Friday, January 8, 2010

Thoughts on Actors

This discussion (started today) on the scala mailing list relates to understanding the usefulness of Akka, and more generally, actors.

Somebody suggested comparing using actors to using locks directly. The following are my comments, intially meant as a response, but I ended summarizing many of my current concerns/questions regarding the actor programming model.

This contrast between actors and low-level concurrent programming (e.g. locks) is misleading. It's not like that there are actors, then a huge void, and then locks, where we get to choose an extreme. There are tons of things in-between. For example, message passing in a single VM is trivial to implement on top of BlockingQueues (or, soon, TransferQueues). There already exists the executor framework, and the fork/join framework, to provide thread pools and fine-grained parallelism.

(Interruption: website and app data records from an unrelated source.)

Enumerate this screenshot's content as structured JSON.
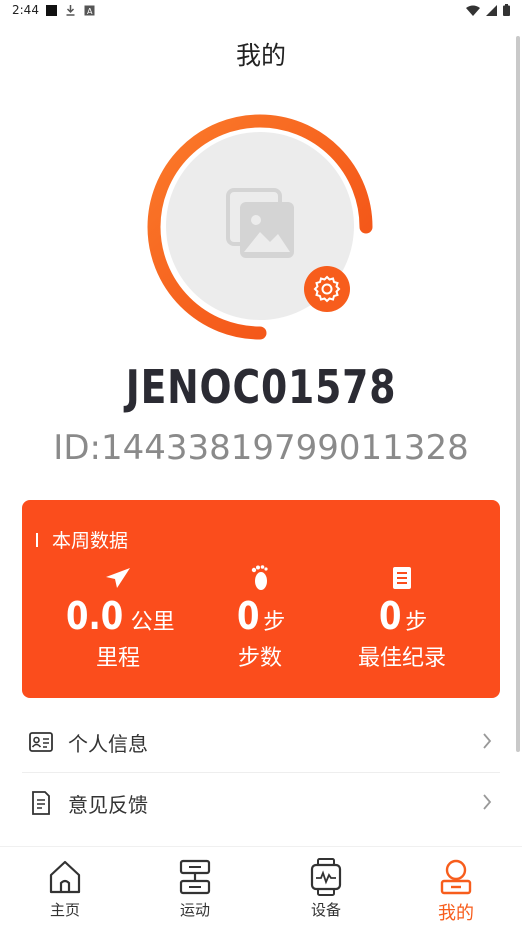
{
  "status_bar": {
    "time": "2:44"
  },
  "header": {
    "title": "我的"
  },
  "profile": {
    "username": "JENOC01578",
    "id_text": "ID:1443381979901​1328"
  },
  "stats": {
    "title": "本周数据",
    "mileage": {
      "value": "0.0",
      "unit": "公里",
      "label": "里程"
    },
    "steps": {
      "value": "0",
      "unit": "步",
      "label": "步数"
    },
    "best": {
      "value": "0",
      "unit": "步",
      "label": "最佳纪录"
    }
  },
  "menu": {
    "items": [
      {
        "label": "个人信息",
        "icon": "id-card-icon"
      },
      {
        "label": "意见反馈",
        "icon": "feedback-document-icon"
      }
    ]
  },
  "nav": {
    "items": [
      {
        "label": "主页",
        "icon": "home-icon"
      },
      {
        "label": "运动",
        "icon": "sport-icon"
      },
      {
        "label": "设备",
        "icon": "watch-icon"
      },
      {
        "label": "我的",
        "icon": "user-icon",
        "active": true
      }
    ]
  },
  "colors": {
    "accent": "#f75d1c",
    "card": "#fb4d1c"
  }
}
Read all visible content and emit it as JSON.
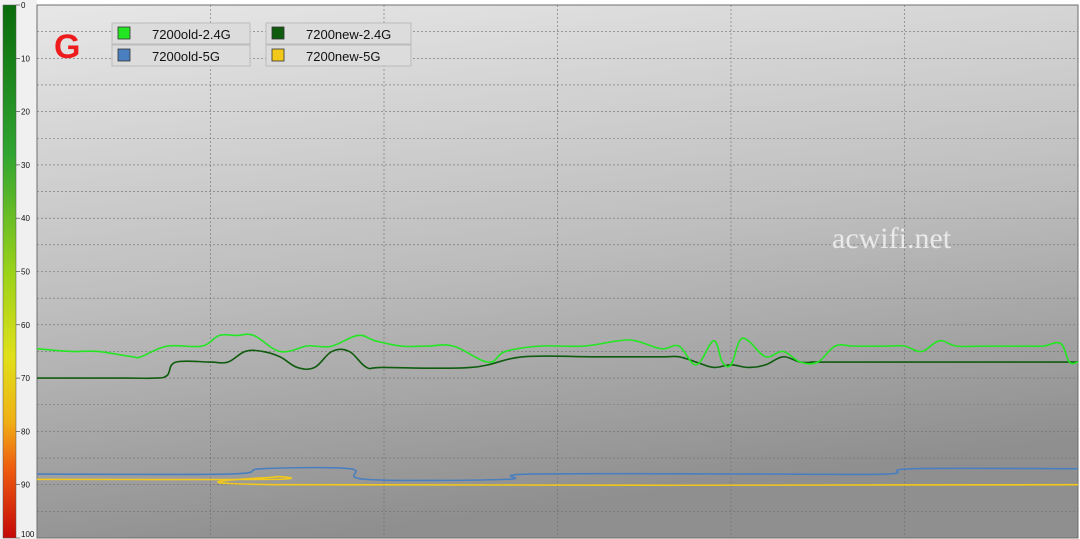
{
  "chart_data": {
    "type": "line",
    "corner_label": "G",
    "watermark": "acwifi.net",
    "y_ticks": [
      0,
      10,
      20,
      30,
      40,
      50,
      60,
      70,
      80,
      90,
      100
    ],
    "ylim": [
      0,
      100
    ],
    "y_inverted": true,
    "x_range": [
      0,
      600
    ],
    "grid": true,
    "legend_position": "top-left",
    "series": [
      {
        "name": "7200old-2.4G",
        "color": "#22e622",
        "stroke": 1.6,
        "x": [
          0,
          20,
          35,
          55,
          60,
          75,
          95,
          105,
          115,
          125,
          140,
          155,
          160,
          170,
          185,
          195,
          210,
          225,
          240,
          260,
          270,
          290,
          315,
          335,
          345,
          360,
          370,
          380,
          390,
          395,
          400,
          405,
          410,
          420,
          430,
          440,
          450,
          460,
          470,
          480,
          490,
          500,
          510,
          520,
          530,
          545,
          560,
          570,
          580,
          590,
          595,
          600
        ],
        "values": [
          64.5,
          65,
          65,
          66,
          66,
          64,
          64,
          62,
          62,
          62,
          65,
          64,
          64,
          64,
          62,
          63,
          64,
          64,
          64,
          67,
          65,
          64,
          64,
          63,
          63,
          64.5,
          64,
          67.5,
          63,
          67,
          67.5,
          63,
          63,
          66,
          65,
          67,
          67,
          64,
          64,
          64,
          64,
          64,
          65,
          63,
          64,
          64,
          64,
          64,
          64,
          63.5,
          67,
          67
        ]
      },
      {
        "name": "7200new-2.4G",
        "color": "#0f5c0f",
        "stroke": 1.6,
        "x": [
          0,
          50,
          68,
          75,
          80,
          100,
          110,
          120,
          130,
          140,
          150,
          160,
          170,
          180,
          190,
          200,
          250,
          280,
          320,
          360,
          370,
          380,
          390,
          400,
          410,
          420,
          430,
          440,
          450,
          460,
          600
        ],
        "values": [
          70,
          70,
          70,
          69.5,
          67,
          67,
          67,
          65,
          65,
          66,
          68,
          68,
          65,
          65,
          68,
          68,
          68,
          66,
          66,
          66,
          66,
          67,
          68,
          67.5,
          68,
          67.5,
          66,
          67,
          67,
          67,
          67
        ]
      },
      {
        "name": "7200old-5G",
        "color": "#4a7fbf",
        "stroke": 1.6,
        "x": [
          0,
          110,
          130,
          180,
          190,
          270,
          285,
          420,
          490,
          505,
          600
        ],
        "values": [
          88,
          88,
          87,
          87,
          89,
          89,
          88,
          88,
          88,
          87,
          87
        ]
      },
      {
        "name": "7200new-5G",
        "color": "#f2c81a",
        "stroke": 1.6,
        "x": [
          0,
          135,
          138,
          142,
          600
        ],
        "values": [
          89,
          89,
          88.5,
          90,
          90
        ]
      }
    ]
  }
}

My take is that actors provide a simplified, more elegant programming model than using the underlying tools directly. At their core, typical actors are a Runnable accompanied with a BlockingQueue (mailbox), while reactors are event listeners. A strong point of actors, as the Haller/Odersky paper shows, is that they unify thread-based and event-based models - one can use and combine either under the same framework. This programming model is still young and requires exploration to find its best use cases and fully appreciate it. As much as anything, this too needs an "Effective Actors" type of book. It is easy to go wrong too, especially for beginners trying to wrap their heads around MPI-like programming. Deadlocks are still possible (actors waiting forever for messages that will not come), race conditions are still possible (an actor giving up on waiting a reply, right before the actual reply arrives), it's not like the usual suspects of concurrent programming have magically vanished. (Edit: Probably I'm wrong to classify the last case as a race condition, it's likely just a data race, following the nomeclature of JCiP).

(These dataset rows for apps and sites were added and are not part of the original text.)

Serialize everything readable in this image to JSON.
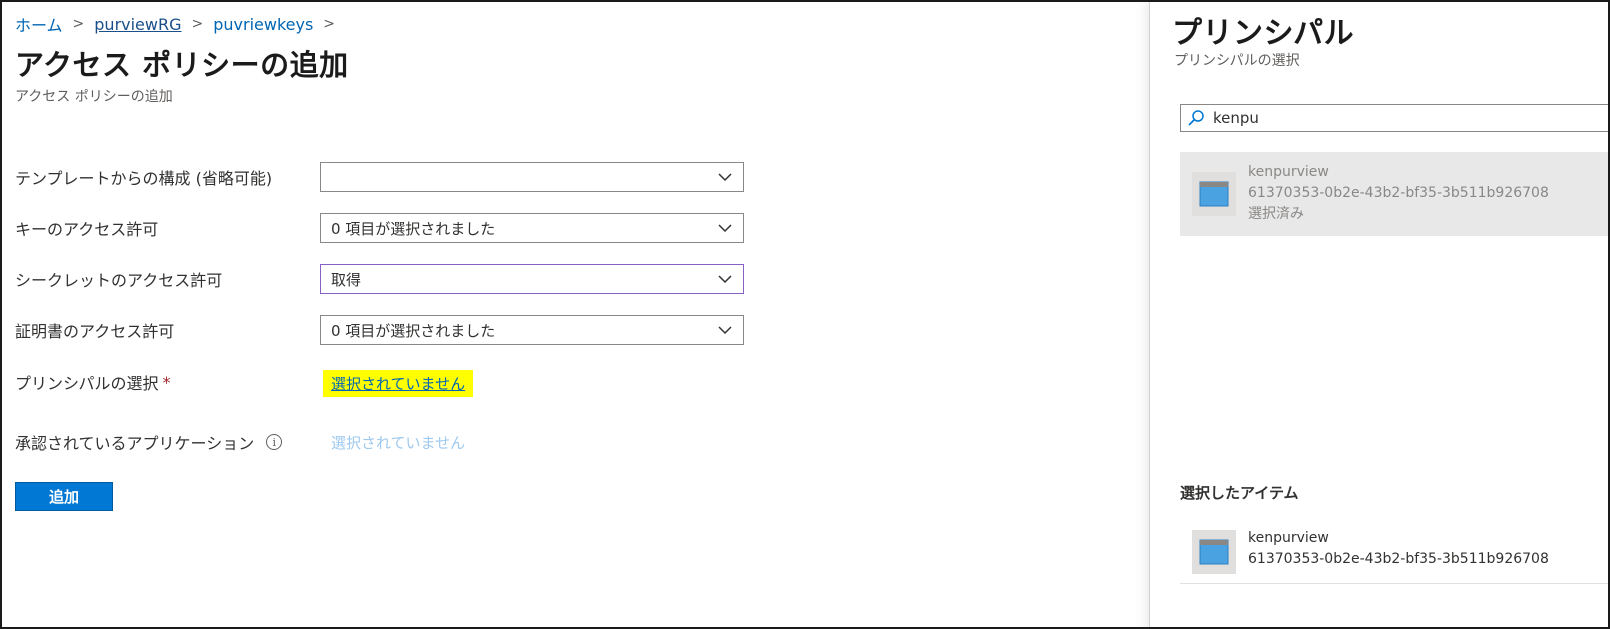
{
  "breadcrumb": {
    "home": "ホーム",
    "resource_group": "purviewRG",
    "key_vault": "puvriewkeys"
  },
  "page": {
    "title": "アクセス ポリシーの追加",
    "subtitle": "アクセス ポリシーの追加"
  },
  "form": {
    "template": {
      "label": "テンプレートからの構成 (省略可能)",
      "value": ""
    },
    "key_permissions": {
      "label": "キーのアクセス許可",
      "value": "0 項目が選択されました"
    },
    "secret_permissions": {
      "label": "シークレットのアクセス許可",
      "value": "取得"
    },
    "certificate_permissions": {
      "label": "証明書のアクセス許可",
      "value": "0 項目が選択されました"
    },
    "principal": {
      "label": "プリンシパルの選択",
      "required_mark": "*",
      "value": "選択されていません"
    },
    "authorized_app": {
      "label": "承認されているアプリケーション",
      "info_icon": "info-icon",
      "value": "選択されていません"
    },
    "add_button": "追加"
  },
  "principal_panel": {
    "title": "プリンシパル",
    "subtitle": "プリンシパルの選択",
    "search": {
      "value": "kenpu",
      "icon": "search-icon"
    },
    "results": [
      {
        "name": "kenpurview",
        "id": "61370353-0b2e-43b2-bf35-3b511b926708",
        "status": "選択済み"
      }
    ],
    "selected_heading": "選択したアイテム",
    "selected_items": [
      {
        "name": "kenpurview",
        "id": "61370353-0b2e-43b2-bf35-3b511b926708"
      }
    ]
  },
  "colors": {
    "accent": "#0078d4",
    "link": "#0065b3",
    "highlight": "#ffff00",
    "focus_border": "#8661c5"
  }
}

Moreover, the simplification has its cost too - it's not easy, at least for me, to reason about performance implications. For example, assuming scala actors that depend on ForkJoinScheduler (i.e. using the fork/join framework), this quotation from the javadocs of ForkJoinPool is interesting:

A ForkJoinPool may be constructed with a given parallelism level (target pool size), which it attempts to maintain by dynamically adding, suspending, or resuming threads, even if some tasks are waiting to join others. However, no such adjustments are performed in the face of blocked IO or other unmanaged synchronization.

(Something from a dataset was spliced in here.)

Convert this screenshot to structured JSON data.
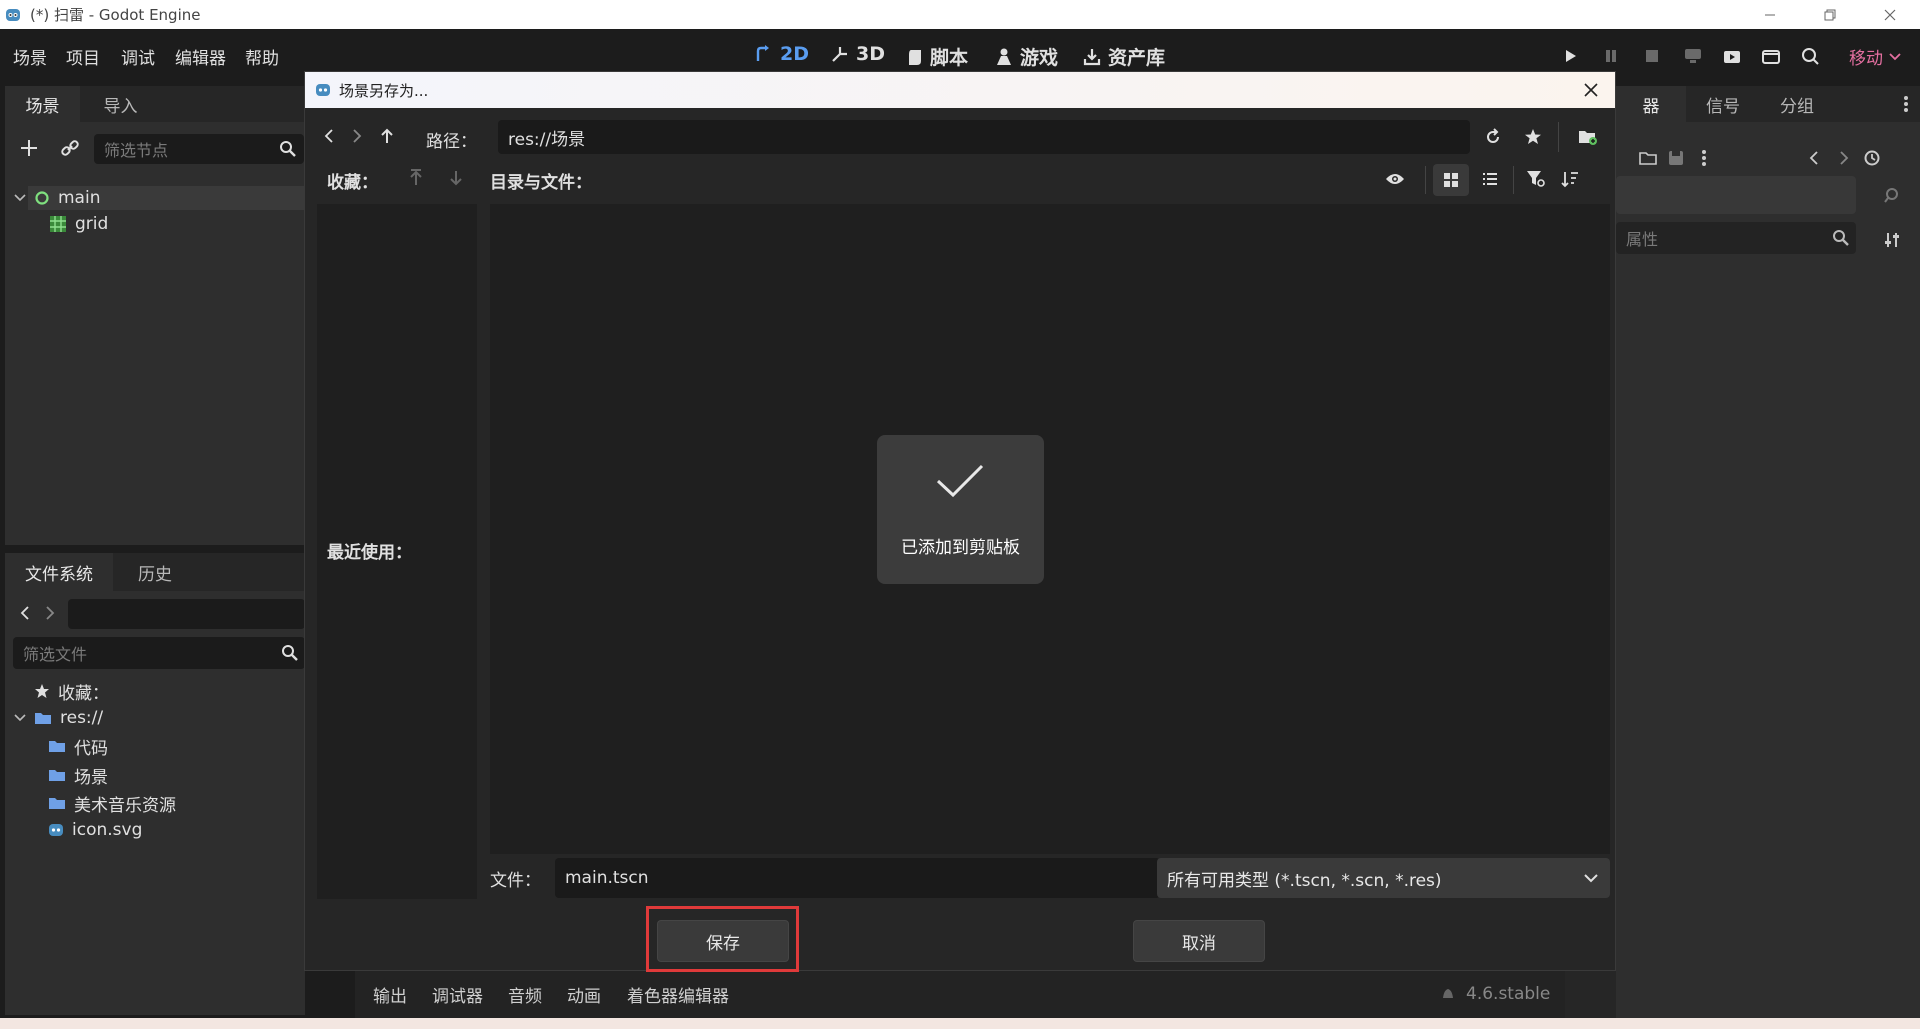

This leads to some obvious questions which I can't answer easily at all:

  1. What are the (performance) implications of using (blocking) IO in actors? (I haven't seen similar warnings given to actors users).
  2. Noting that tasks are never joined, all receive() blocking calls fall under "unmanaged synchronization" as per the javadoc, so what are the implications of this fact?

So, simplification also seems to come at the cost of hiding possible important optimizations, like having a thread that needs to block in order to join() subtasks, to go and execute other tasks while waiting (via helpJoin()).

I'm not sure what the conclusion should be. Hopefully in 3-4 years collective experience will be substantial and we will better understand how these shiny new tools are best used, and when the underlying concurrency utilities should be used instead. Personally, as of now, while I am eager to experiment with actors, I feel more at home with more low-level tools, so I can more easily reason about the performance characteristics of my code. Hopefully someone will submit to the task of writing a good scala actors book - current books are OK, but Scala is new, so they are devoted to Scala mostly, and perhaps have a chapter on actors, which is too little to go anywhere beyond the very basics.